While I call BS on Seiffert's Ariad suitors list, a sale of the company can't be ruled out. Japanese drug companies have shown interest in mediocre U.S. biotech assets. On Twitter this week, I suggested Germany's Merck KGaA might want to buy Ariad because its existing cancer drug franchise has languished and needs help. Someone else on Twitter suggested Valeant Pharmaceuticals (VRX) , which bought Dendreon and its prostate cancer vaccine Provenge in a bankruptcy sale.

Price is an issue. At an enterprise value of $1.4 billion, any company buying Ariad is paying 10 times expected Iclusig sales of $140 million this year. That's not cheap, especially if you assume Ariad won't agree to a sale without a takeout premium. Throwing Ariad's pipeline into the deal mix doesn't really make it any more attractive from a financial standpoint.

Consider Valeant paid $495 million for Dendreon, which included Provenge ($300 million in 2014 sales) and $80 million in cash.

I try not to answer a question with a question, but here's my thought about the XBiotech (XBIT) - Get Report initial public offering in a week in which Aduro Biotech's (ADRO) - Get Report red-hot IPO garnered much more buzz.

I'll go with the XBiotech IPO as a more troubling sign of a biotech bubble. In a more rational investment climate, XBiotech wouldn't find a public market for its shares. XBiotech's S-1 is filled with classic biotech red flags, including lack of quality venture capital backers, D-list underwriters and dubious clinical data generated from small subsets of patients presented in ways which overestimate treatment effect.

My friend and fellow biotech Twitter tribe member @Zbiotech summed up XBiotech best:

Adam Feuerstein writes regularly for TheStreet. In keeping with company editorial policy, he doesn't own or short individual stocks, although he owns stock in TheStreet.
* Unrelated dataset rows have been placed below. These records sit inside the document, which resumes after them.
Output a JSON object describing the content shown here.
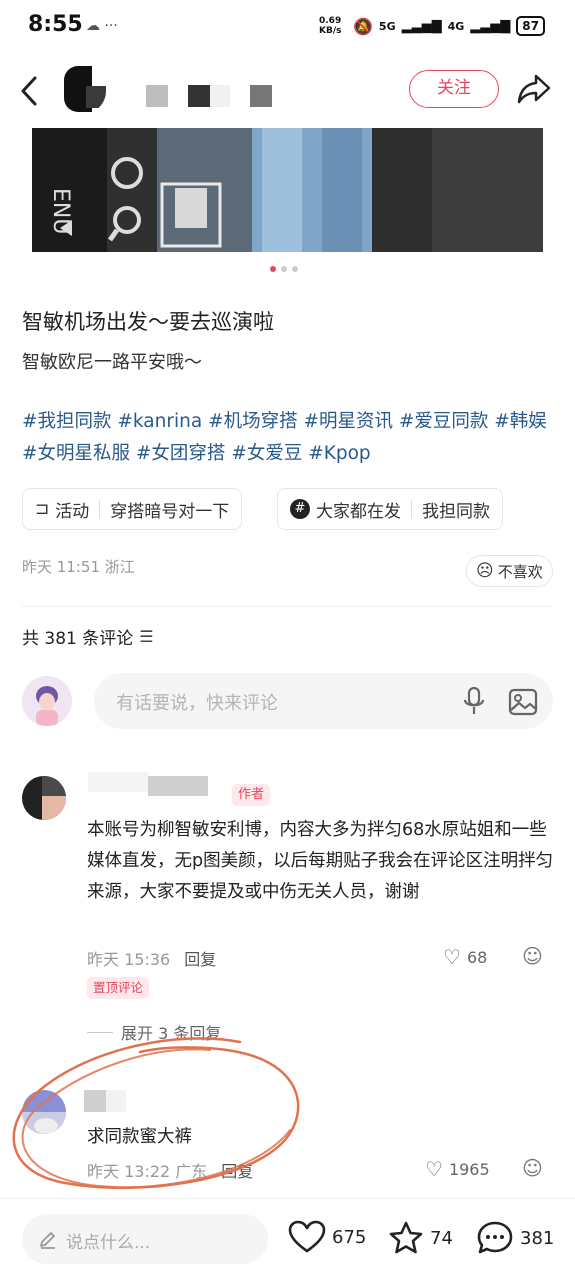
{
  "status": {
    "time": "8:55",
    "speed": "0.69 KB/s",
    "net1": "5G",
    "net2": "4G",
    "battery": "87"
  },
  "nav": {
    "follow_label": "关注"
  },
  "post": {
    "title": "智敏机场出发～要去巡演啦",
    "description": "智敏欧尼一路平安哦～",
    "tags": [
      "#我担同款",
      "#kanrina",
      "#机场穿搭",
      "#明星资讯",
      "#爱豆同款",
      "#韩娱",
      "#女明星私服",
      "#女团穿搭",
      "#女爱豆",
      "#Kpop"
    ],
    "chips": [
      {
        "label": "活动",
        "value": "穿搭暗号对一下"
      },
      {
        "label": "大家都在发",
        "value": "我担同款"
      }
    ],
    "time_location": "昨天 11:51 浙江",
    "dislike_label": "不喜欢"
  },
  "comments_header": {
    "count_label": "共 381 条评论",
    "input_placeholder": "有话要说，快来评论"
  },
  "comments": [
    {
      "badge": "作者",
      "text": "本账号为柳智敏安利博，内容大多为拌匀68水原站姐和一些媒体直发，无p图美颜，以后每期贴子我会在评论区注明拌匀来源，大家不要提及或中伤无关人员，谢谢",
      "time": "昨天 15:36",
      "reply": "回复",
      "likes": "68",
      "pinned": "置顶评论",
      "expand": "展开 3 条回复"
    },
    {
      "text": "求同款蜜大裤",
      "time": "昨天 13:22 广东",
      "reply": "回复",
      "likes": "1965"
    }
  ],
  "bottom": {
    "say_placeholder": "说点什么...",
    "likes": "675",
    "stars": "74",
    "comments": "381"
  },
  "colors": {
    "accent": "#e8475b",
    "tag": "#2a5a8c",
    "scribble": "#e0724f"
  }
}
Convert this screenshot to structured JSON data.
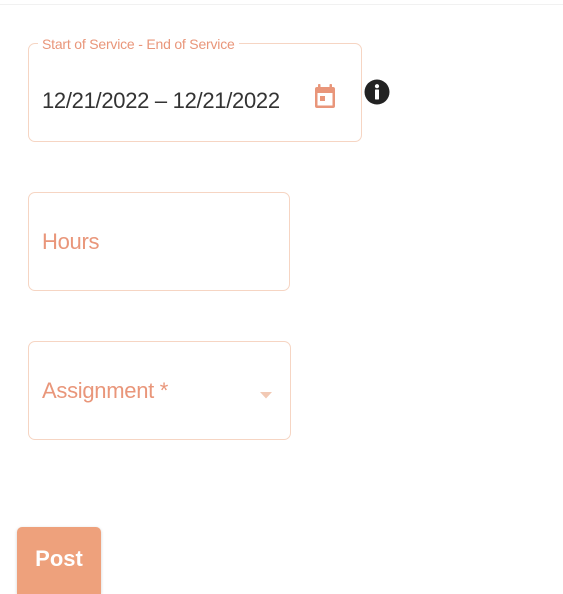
{
  "service_dates": {
    "label": "Start of Service - End of Service",
    "value": "12/21/2022 – 12/21/2022",
    "icon": "calendar-icon"
  },
  "info": {
    "icon": "info-icon"
  },
  "hours": {
    "placeholder": "Hours"
  },
  "assignment": {
    "placeholder": "Assignment *",
    "icon": "caret-down-icon"
  },
  "actions": {
    "post_label": "Post"
  },
  "colors": {
    "accent": "#e9967a",
    "border": "#f6d5c3",
    "button": "#eea17c",
    "text": "#333333",
    "info": "#222222"
  }
}
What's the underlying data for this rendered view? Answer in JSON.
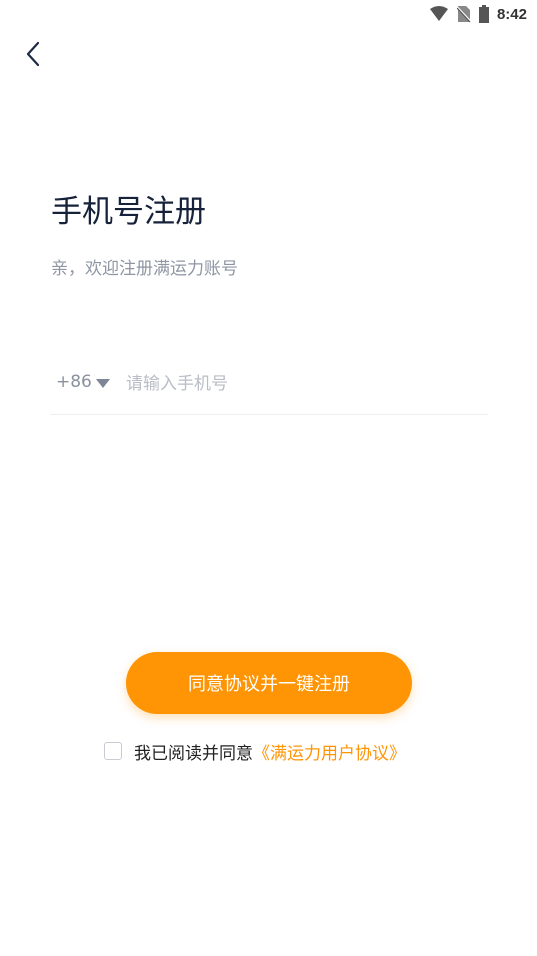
{
  "status_bar": {
    "time": "8:42"
  },
  "page": {
    "title": "手机号注册",
    "subtitle": "亲，欢迎注册满运力账号"
  },
  "phone": {
    "country_code": "+86",
    "placeholder": "请输入手机号",
    "value": ""
  },
  "register_button": {
    "label": "同意协议并一键注册"
  },
  "agreement": {
    "checked": false,
    "text": "我已阅读并同意",
    "link": "《满运力用户协议》"
  },
  "colors": {
    "accent": "#ff9405",
    "title": "#16213a",
    "muted": "#8f95a3"
  }
}
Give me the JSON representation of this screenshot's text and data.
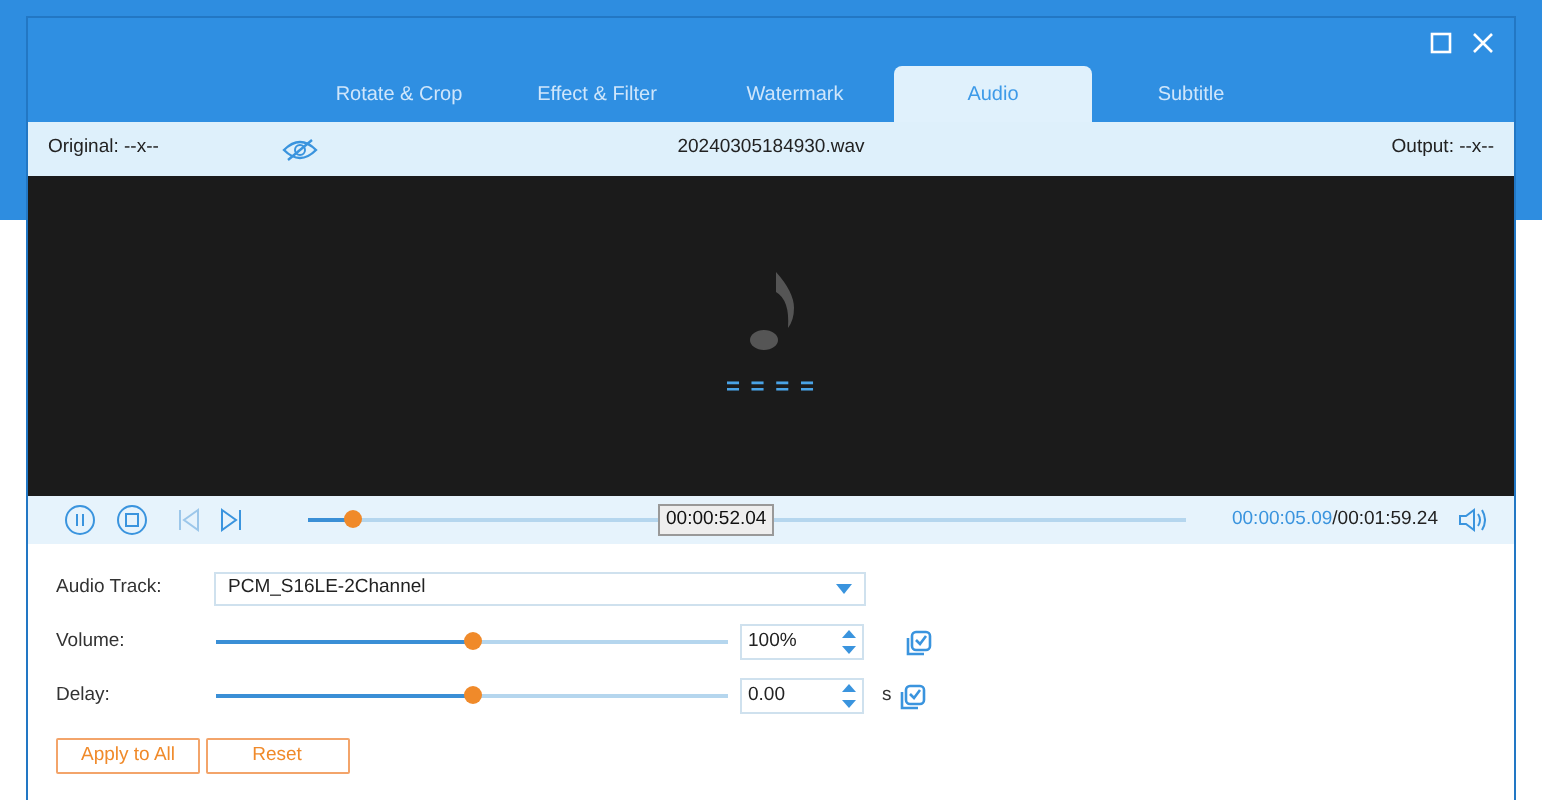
{
  "tabs": [
    {
      "label": "Rotate & Crop",
      "selected": false
    },
    {
      "label": "Effect & Filter",
      "selected": false
    },
    {
      "label": "Watermark",
      "selected": false
    },
    {
      "label": "Audio",
      "selected": true
    },
    {
      "label": "Subtitle",
      "selected": false
    }
  ],
  "info_bar": {
    "original": "Original: --x--",
    "filename": "20240305184930.wav",
    "output": "Output: --x--"
  },
  "preview": {
    "indicator": "= = = ="
  },
  "player": {
    "seek": {
      "level": 0.05,
      "tooltip": "00:00:52.04"
    },
    "current_time": "00:00:05.09",
    "total_time": "/00:01:59.24",
    "playing": true
  },
  "settings": {
    "audio_track": {
      "label": "Audio Track:",
      "value": "PCM_S16LE-2Channel"
    },
    "volume": {
      "label": "Volume:",
      "level": 0.5,
      "value": "100%"
    },
    "delay": {
      "label": "Delay:",
      "level": 0.5,
      "value": "0.00",
      "unit": "s"
    }
  },
  "buttons": [
    "Apply to All",
    "Reset"
  ]
}
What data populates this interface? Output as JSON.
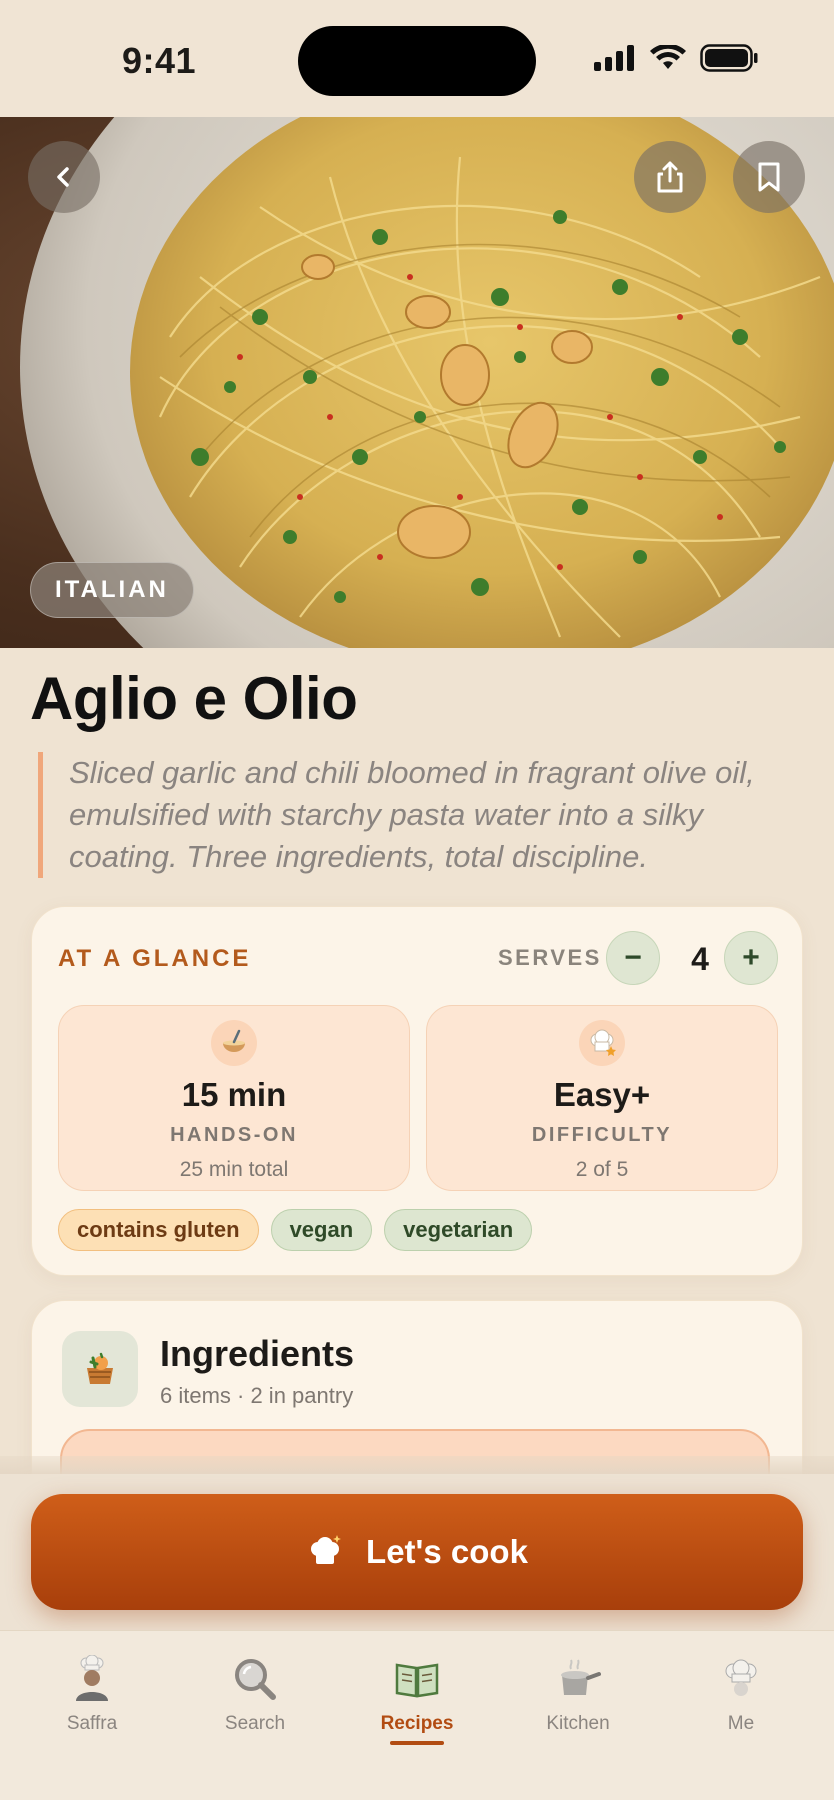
{
  "status_bar": {
    "time": "9:41"
  },
  "hero": {
    "back_icon": "chevron-left-icon",
    "share_icon": "share-icon",
    "bookmark_icon": "bookmark-icon",
    "cuisine": "ITALIAN"
  },
  "recipe": {
    "title": "Aglio e Olio",
    "description": "Sliced garlic and chili bloomed in fragrant olive oil, emulsified with starchy pasta water into a silky coating. Three ingredients, total discipline."
  },
  "glance": {
    "label": "AT A GLANCE",
    "serves_label": "SERVES",
    "serves_value": "4",
    "minus": "−",
    "plus": "+",
    "time": {
      "main": "15 min",
      "sub": "HANDS-ON",
      "foot": "25 min total",
      "icon": "whisk-bowl-icon"
    },
    "difficulty": {
      "main": "Easy+",
      "sub": "DIFFICULTY",
      "foot": "2 of 5",
      "icon": "chef-hat-icon"
    },
    "tags": [
      "contains gluten",
      "vegan",
      "vegetarian"
    ]
  },
  "ingredients": {
    "title": "Ingredients",
    "meta": "6 items · 2 in pantry",
    "icon": "basket-icon"
  },
  "cta": {
    "label": "Let's cook",
    "icon": "chef-hat-icon"
  },
  "tabs": [
    {
      "label": "Saffra",
      "icon": "chef-avatar-icon"
    },
    {
      "label": "Search",
      "icon": "search-icon"
    },
    {
      "label": "Recipes",
      "icon": "book-icon",
      "active": true
    },
    {
      "label": "Kitchen",
      "icon": "pot-icon"
    },
    {
      "label": "Me",
      "icon": "chef-hat-icon"
    }
  ],
  "colors": {
    "accent": "#b24c12",
    "cta_top": "#cf5e19",
    "cta_bottom": "#a83f0b",
    "background": "#efe3d2"
  }
}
He also doesn't invest in hedge funds or other private investment partnerships. Feuerstein appreciates your feedback; click here to send him an email.